By: Hanna Farnsworth | Photographer
October 3, 2018
Being a student these days can be, and typically is, the hardest part of a teenager’s life.
Getting into college is more competitive now than ever, especially if a student wants to stay in California, so getting the best grades and highest test scores is a necessary and a stressful must.
But, imagine doing school work while also having sports practice everyday after school, like all student-athletes must do. Not all students understand and have experienced the skill it takes to be a student-athlete; going to school, having practice, keeping grades up, and having a social life can be difficult to juggle as a teenager.
Although having to balance school and sports is not the easiest thing, many student-athletes push through because of the passion they have and goals of playing in college. While not all have plans of playing their sport collegiately, here at San Clemente High School, a large portion of our past student-athletes have gone on to play in college and even professionally.
The current senior class already has multiple athlete commits, and a large portion are Division I. Playing a sport in college is many student’s ticket to a prestigious university; but being a collegiate athlete is a different realm than high school sports.
“Being an athlete in high school helped teach me time management, but college is much more intense on all fronts: academically, athletically, and socially” said former SCHS student Haley Farnsworth, who is now a diver at Stanford.
When Farnsworth was asked what are the pros and cons of diving at Stanford, she said, “The pros are being forced to exercise daily keeps me in the best shape and it also looks good on a resume. The cons are always being tired and having to plan your classes around the practice schedule.”
Farnsworth has been diving for 11 years and is starting her 12th season this year as a junior in college. While the inevitable stress of being a student-athlete may be hard for many teenagers, there are many benefits of balancing school and sports. Not only does it help with college admittance, it also creates great life skills.

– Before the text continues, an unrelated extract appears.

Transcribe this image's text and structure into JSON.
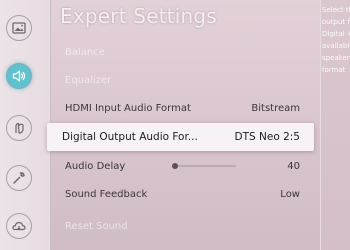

“The best lesson being a collegiate athlete has taught me is how to work productively with others and how to push through when things get really tough,” Farnsworth said. “The good outweighs the bad.”